Basic security configuration tasks

In most cases, you enable Derby security features through the use of properties. It is important to understand the best way to set properties for your environment.

Derby does not come with a built-in superuser. For that reason, be careful to follow these steps when you configure Derby for user authentication and user authorization.
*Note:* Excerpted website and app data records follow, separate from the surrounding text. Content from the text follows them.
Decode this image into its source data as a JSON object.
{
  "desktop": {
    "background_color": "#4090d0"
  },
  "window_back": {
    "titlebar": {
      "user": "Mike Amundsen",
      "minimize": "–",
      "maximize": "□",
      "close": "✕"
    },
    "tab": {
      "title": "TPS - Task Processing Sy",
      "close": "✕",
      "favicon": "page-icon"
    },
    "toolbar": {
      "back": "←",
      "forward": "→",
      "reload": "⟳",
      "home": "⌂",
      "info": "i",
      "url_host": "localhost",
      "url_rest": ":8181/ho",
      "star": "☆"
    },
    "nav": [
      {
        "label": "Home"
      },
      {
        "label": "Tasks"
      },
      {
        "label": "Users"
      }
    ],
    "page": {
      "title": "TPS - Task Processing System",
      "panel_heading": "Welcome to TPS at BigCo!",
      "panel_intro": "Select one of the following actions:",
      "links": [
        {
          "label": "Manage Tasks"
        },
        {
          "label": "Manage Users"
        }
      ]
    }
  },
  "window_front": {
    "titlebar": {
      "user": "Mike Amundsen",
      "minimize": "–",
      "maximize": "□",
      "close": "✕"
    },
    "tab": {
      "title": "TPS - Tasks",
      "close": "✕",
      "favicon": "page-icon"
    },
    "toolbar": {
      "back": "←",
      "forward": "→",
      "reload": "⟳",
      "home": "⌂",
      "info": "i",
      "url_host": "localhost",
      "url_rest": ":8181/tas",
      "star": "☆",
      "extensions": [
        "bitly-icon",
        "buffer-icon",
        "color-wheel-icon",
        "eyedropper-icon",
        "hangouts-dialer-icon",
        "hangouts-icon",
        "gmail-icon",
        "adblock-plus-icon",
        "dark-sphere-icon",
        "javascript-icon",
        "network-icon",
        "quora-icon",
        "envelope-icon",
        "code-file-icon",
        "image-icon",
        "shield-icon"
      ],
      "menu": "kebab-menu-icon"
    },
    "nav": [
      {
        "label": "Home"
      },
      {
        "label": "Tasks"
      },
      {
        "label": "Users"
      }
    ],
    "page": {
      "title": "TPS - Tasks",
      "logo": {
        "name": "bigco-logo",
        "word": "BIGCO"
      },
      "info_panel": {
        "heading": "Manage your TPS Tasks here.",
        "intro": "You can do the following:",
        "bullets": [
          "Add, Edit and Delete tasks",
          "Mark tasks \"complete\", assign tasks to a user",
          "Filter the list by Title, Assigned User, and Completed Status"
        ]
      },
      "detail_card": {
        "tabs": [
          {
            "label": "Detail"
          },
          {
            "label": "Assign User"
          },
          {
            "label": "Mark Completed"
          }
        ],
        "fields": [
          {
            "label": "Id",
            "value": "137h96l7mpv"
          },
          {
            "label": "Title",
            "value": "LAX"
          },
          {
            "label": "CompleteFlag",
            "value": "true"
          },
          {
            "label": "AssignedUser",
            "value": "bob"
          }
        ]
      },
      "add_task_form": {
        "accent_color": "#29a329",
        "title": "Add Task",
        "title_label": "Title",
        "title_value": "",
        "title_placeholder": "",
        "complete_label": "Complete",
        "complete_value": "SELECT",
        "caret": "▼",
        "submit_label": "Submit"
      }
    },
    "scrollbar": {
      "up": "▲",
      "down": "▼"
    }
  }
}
  1. When first working with security, work with system-level properties only so that you can easily override them if you make a mistake. See "Scope of properties" and "Setting system-wide properties" in the Derby Developer's Guide for more information.
  2. Be sure to create at least one valid user, and grant that user full (read-write) access. For example, you might always want to create a user called sa with the password derby while you are developing.
  3. Test the authentication system while it is still configured at the system level. Be absolutely certain that you have configured the system correctly before setting the properties as database-level properties.
  4. Before disabling system-level properties (by setting derby.database.propertiesOnly to true), test that at least one database-level read-write user (such as sa) is valid. If you do not have at least one valid user that the system can authenticate, you will not be able to access your database.
Related concepts
Configuring database encryption
Using signed jar files
Configuring SSL/TLS
Understanding identity in Derby
Configuring user authentication
Configuring user authorization
Configuring Java security
Restricting file permissions
Putting it all together